“And then there’s our fickle soul…up and down with emotion… And the battle wears on us until that brings a chemical deficit that results in yet another physiological symptom…depression. ?
So, what do we do? We cry…and we rest…and we refuse to let the enemy beat us up when we are reminded that our Father has plans for us, and that… They. Are. Good! They sure don’t feel good…but we must refuse to believe the lies that hover, and choose…choose to believe the One Who never lies. (Preaching to myself, here. Just dried some of my own tears.)”
Putting my feet forward without being able to see what lies in front of me is daunting. I won’t lie, part of me is really scared. My anxiety yesterday while at my doctor’s office and at the blood draw clinic was through the roof. Today I’m doing better, but I keep visualizing all of my fears in a bucket, and I keep laying that bucket down at the feet of Jesus. Some of you might understand that, others of you might not… and that’s okay. But mentally my faith is the one thing that always, always gives me the hope to keep stepping forward. I’m trying to believe Enbrel will work, and will work well, for whatever amount of time I need it to. Easier said than done, but I’m giving my best effort to remain hopeful.
When I was chatting with my rheumatologist yesterday, he mentioned if the Enbrel did fail, it’s a possibility I can try Otezla next. I surprisingly had never heard of Otezla. It’s actually a pill that doesn’t suppress the immune system like biologics do. The bummer is one must try and fail Methotrexate, Humira, and Enbrel before being a candidate for it (so far I’ve tried and failed Methotrexate, and Humira), otherwise insurance won’t pick up the tab. From what I understand, Otezla is ridiculously expensive, even more expensive than some of the biologics, which can range from $15k-60k annually (source). I don’t know yet what my insurance is going to cover for Enbrel. When I was on Humira 3 years ago, insurance thankfully picked up most of the tab and made it surprisingly affordable.
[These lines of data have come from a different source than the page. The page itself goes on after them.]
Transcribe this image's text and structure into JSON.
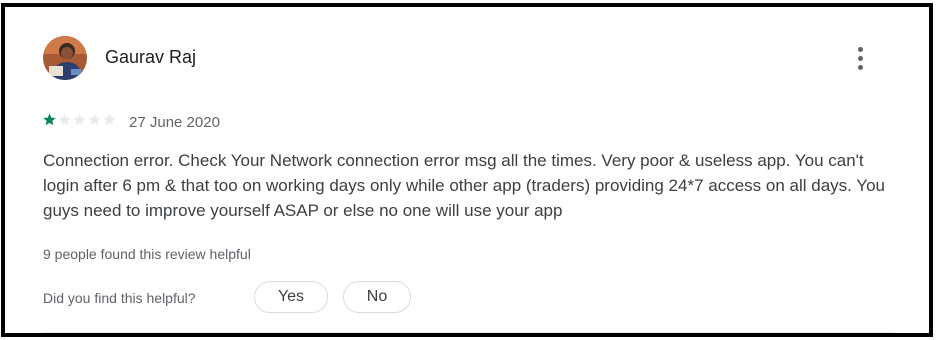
{
  "review": {
    "author": "Gaurav Raj",
    "rating": 1,
    "max_rating": 5,
    "date": "27 June 2020",
    "text": "Connection error. Check Your Network connection error msg all the times. Very poor & useless app. You can't login after 6 pm & that too on working days only while other app (traders) providing 24*7 access on all days. You guys need to improve yourself ASAP or else no one will use your app",
    "helpful_count_text": "9 people found this review helpful",
    "helpful_question": "Did you find this helpful?",
    "yes_label": "Yes",
    "no_label": "No"
  },
  "icons": {
    "avatar": "user-avatar-photo",
    "more": "more-vert-icon",
    "star": "star-icon"
  },
  "colors": {
    "star_filled": "#01875f",
    "star_empty": "#e8eaed",
    "text_primary": "#202124",
    "text_secondary": "#5f6368"
  }
}
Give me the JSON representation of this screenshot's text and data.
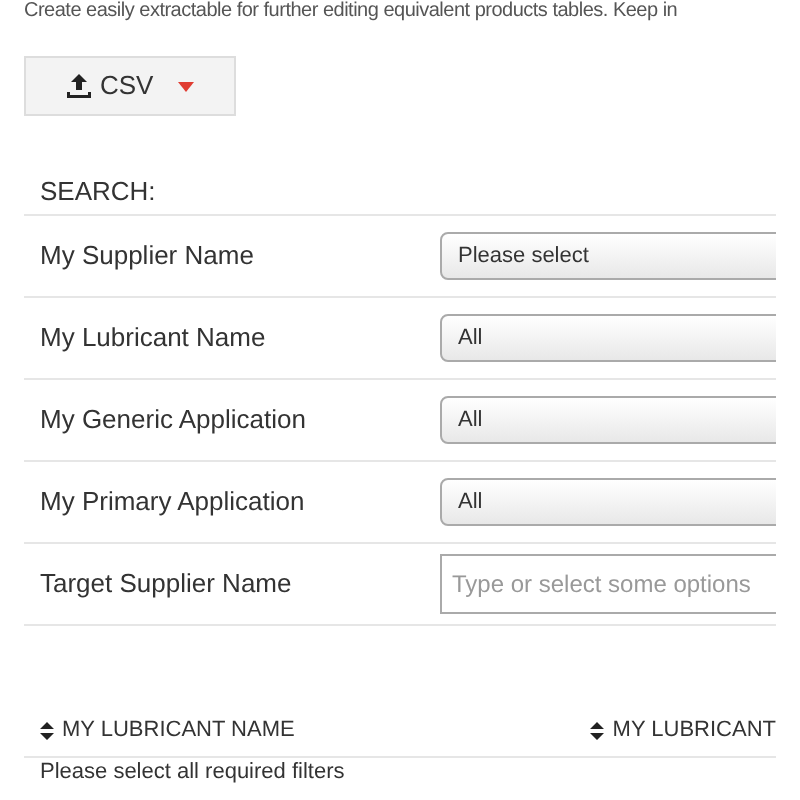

I’m hoping the same will ring true for Enbrel.
I told my doctor yesterday that, “I am so tired (mentally, physically, emotionally).” Here’s to a new outlook, to better health, to medication working well, and to an amazing social media community. Thank you so much, friends. Your support means more than you will ever know.
PS- If any of my autoimmune friends have been on Otezla, I’d love to hear your results with it if you’re willing to share.
PPS- My Ultimate Paleo Chocolate Chip Cookies really are perfect for anxiety… not that I would know anything at all about emotional eating. *eye roll* Let’s just say I won’t openly admit how many cookies I ate in a 36 hour period. 😉